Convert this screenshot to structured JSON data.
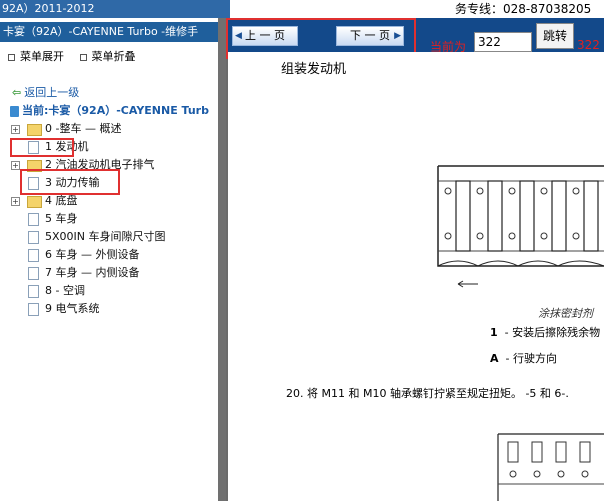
{
  "window": {
    "title_fragment": "92A）2011-2012"
  },
  "header": {
    "hotline": "务专线：028-87038205"
  },
  "left": {
    "title": "卡宴（92A）-CAYENNE Turbo -维修手",
    "menu": {
      "expand": "菜单展开",
      "collapse": "菜单折叠"
    },
    "back": "返回上一级",
    "current": "当前:卡宴（92A）-CAYENNE Turb",
    "tree": [
      {
        "label": "0 -整车 — 概述",
        "type": "folder",
        "expandable": true
      },
      {
        "label": "1 发动机",
        "type": "doc",
        "expandable": false,
        "highlight": true
      },
      {
        "label": "2 汽油发动机电子排气",
        "type": "folder",
        "expandable": true
      },
      {
        "label": "3 动力传输",
        "type": "doc",
        "expandable": false,
        "highlight": true
      },
      {
        "label": "4 底盘",
        "type": "folder",
        "expandable": true
      },
      {
        "label": "5 车身",
        "type": "doc",
        "expandable": false
      },
      {
        "label": "5X00IN 车身间隙尺寸图",
        "type": "doc",
        "expandable": false
      },
      {
        "label": "6 车身 — 外侧设备",
        "type": "doc",
        "expandable": false
      },
      {
        "label": "7 车身 — 内侧设备",
        "type": "doc",
        "expandable": false
      },
      {
        "label": "8 - 空调",
        "type": "doc",
        "expandable": false
      },
      {
        "label": "9 电气系统",
        "type": "doc",
        "expandable": false
      }
    ]
  },
  "toolbar": {
    "prev": "上 一 页",
    "next": "下 一 页",
    "current_label": "当前为",
    "page_value": "322",
    "jump": "跳转",
    "total": "322 /"
  },
  "doc": {
    "heading": "组装发动机",
    "caption": "涂抹密封剂",
    "legend": [
      {
        "key": "1",
        "text": "- 安装后擦除残余物"
      },
      {
        "key": "A",
        "text": "- 行驶方向"
      }
    ],
    "step": "20.   将 M11 和 M10 轴承螺钉拧紧至规定扭矩。 -5 和 6-."
  },
  "colors": {
    "toolbar": "#13498a",
    "highlight": "#e03030",
    "titlebar": "#1f5f9c"
  }
}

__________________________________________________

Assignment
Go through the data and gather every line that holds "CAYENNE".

Response area
    "title": "卡宴（92A）-CAYENNE Turbo -维修手",
    "current": "当前:卡宴（92A）-CAYENNE Turb",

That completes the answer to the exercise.